Official Journal of the Italian Society of Social Psychiatry
Indexed/Abstracted in: EMBASE, e-psyche, PsycINFO, Scopus
Minerva Psichiatrica 2013 September;54(3):239-46
Defensive strategies in a big obese group
La Grutta S. 1, Di Blasi M. 1, La Barbera D. 2, Alabastro V. 2, Alfano P. 1, Guttilla G. 1, Matranga D. 3, Epifanio M. S. 1, Roccella M. 2, Lo Baido R. 2
1 Dipartimento di Psicologia Università degli Studi di Palermo, Palermo, Italia;
2 Clinica psichiatrica Dipartimento di Biomedicina Sperimentale e Neuroscienze Cliniche (BioNeC), Università degli Studi di Palermo, Palermo, Italia;
3 Osservatorio di Area sul fenomeno della Dispersione Scolastica di Termini Imerese distretto 3 Termini Imerese, Palermo, Italia
Aim: The aim of this study was to explore the defense mechanisms of people with moderate and severe obesity. In fact, the defensive structure is an effective predictor for the best management of the disease.

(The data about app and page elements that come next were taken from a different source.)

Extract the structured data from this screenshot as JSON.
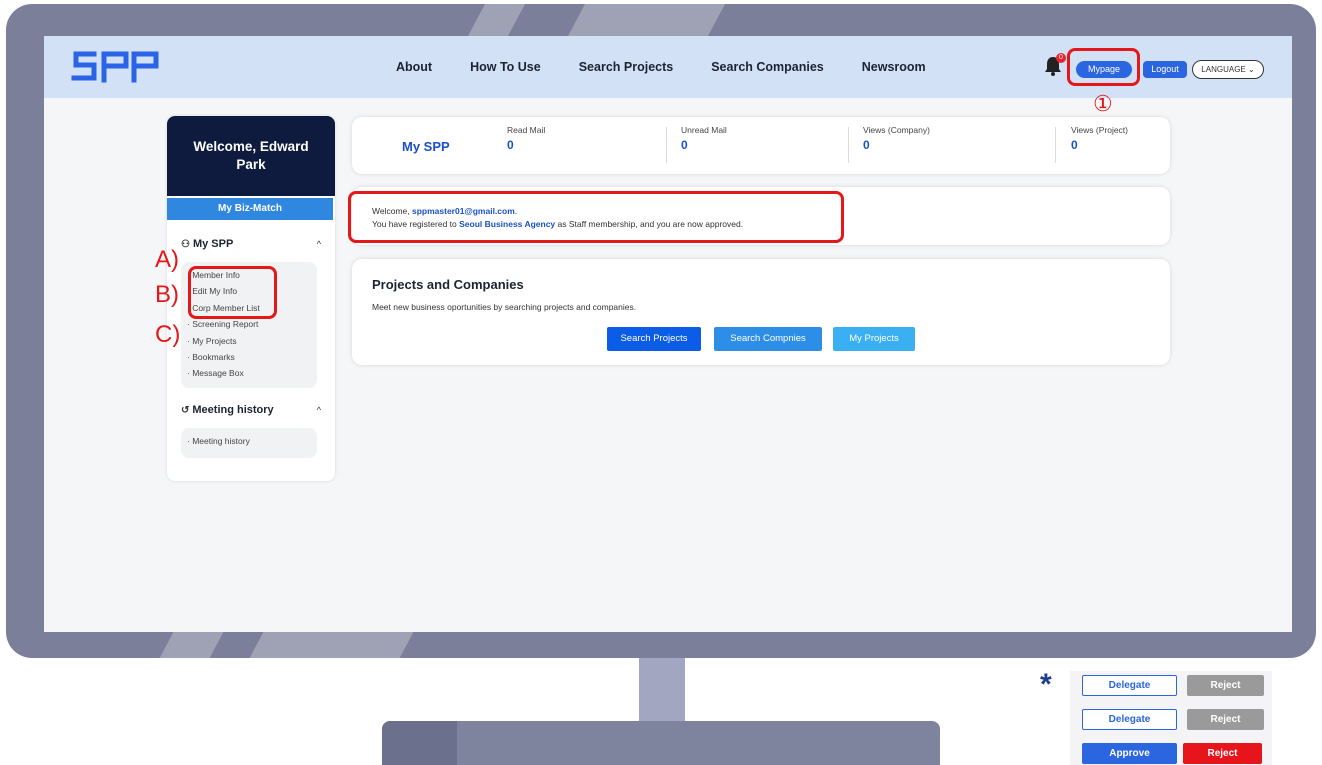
{
  "nav": {
    "logo": "SPP",
    "links": [
      "About",
      "How To Use",
      "Search Projects",
      "Search Companies",
      "Newsroom"
    ],
    "notification_count": "0",
    "mypage_label": "Mypage",
    "logout_label": "Logout",
    "language_label": "LANGUAGE"
  },
  "sidebar": {
    "welcome": "Welcome, Edward Park",
    "biz_match_label": "My Biz-Match",
    "my_spp": {
      "title": "My SPP",
      "items": [
        "· Member Info",
        "· Edit My Info",
        "· Corp Member List",
        "· Screening Report",
        "· My Projects",
        "· Bookmarks",
        "· Message Box"
      ]
    },
    "meeting": {
      "title": "Meeting history",
      "items": [
        "· Meeting history"
      ]
    }
  },
  "stats": {
    "title": "My SPP",
    "items": [
      {
        "label": "Read Mail",
        "value": "0"
      },
      {
        "label": "Unread Mail",
        "value": "0"
      },
      {
        "label": "Views (Company)",
        "value": "0"
      },
      {
        "label": "Views (Project)",
        "value": "0"
      }
    ]
  },
  "welcome_card": {
    "line1_prefix": "Welcome, ",
    "email": "sppmaster01@gmail.com",
    "line1_suffix": ".",
    "line2_prefix": "You have registered to ",
    "agency": "Seoul Business Agency",
    "line2_suffix": " as Staff membership, and you are now approved."
  },
  "projects": {
    "title": "Projects and Companies",
    "description": "Meet new business oportunities by searching projects and companies.",
    "buttons": [
      "Search Projects",
      "Search Compnies",
      "My Projects"
    ]
  },
  "annotations": {
    "circle_1": "①",
    "a": "A)",
    "b": "B)",
    "c": "C)",
    "star": "*"
  },
  "legend": {
    "delegate_label": "Delegate",
    "reject_label": "Reject",
    "approve_label": "Approve"
  },
  "colors": {
    "brand_blue": "#2b65e0",
    "navy": "#0e1a3e",
    "annotation_red": "#e41818"
  }
}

Methods: 204 people (164 F-40 M) have been recruited: 40 with BMI between 30 and 34.9, with moderate obesity, 36 with BMI between 35 and 39.9, with severe obesity, and 128 with BMI>40, with serious obesity, all of them pertaining to the clinic for obesity treatment at University Hospital of Palermo. All subjects were administered the Defense Mechanisms Inventory (DMI), a type of reactive that explores defense mechanisms. The psychiatric comorbidity was excluded by the DSM (SCIDI and II).semi-structured interview.
Results: The DMI profile of the group of obese people is significantly different from normative people. In fact, the obese group uses a typically defensive pattern that leads to a faulty management of aggressiveness, either transformed into its opposite (conflict denial-avoidance, the inability to tolerate negative emotions) or redirected towards themselves (low self-esteem, self-devaluation and idealization of others). Age factors, sex and degree of obesity affect the defensive shape.
Discussion and conclusion: The exploration of the defense mechanisms in our group of obese people provides some important guidelines for treatment strategies. The prevailing use, in fact, of some specific defensive patterns is both a significant predictor of the person’s inability to adhere to the cure and, consequently, of the need to introduce treatment aids which, in some way, can bypass the subject’s compliance.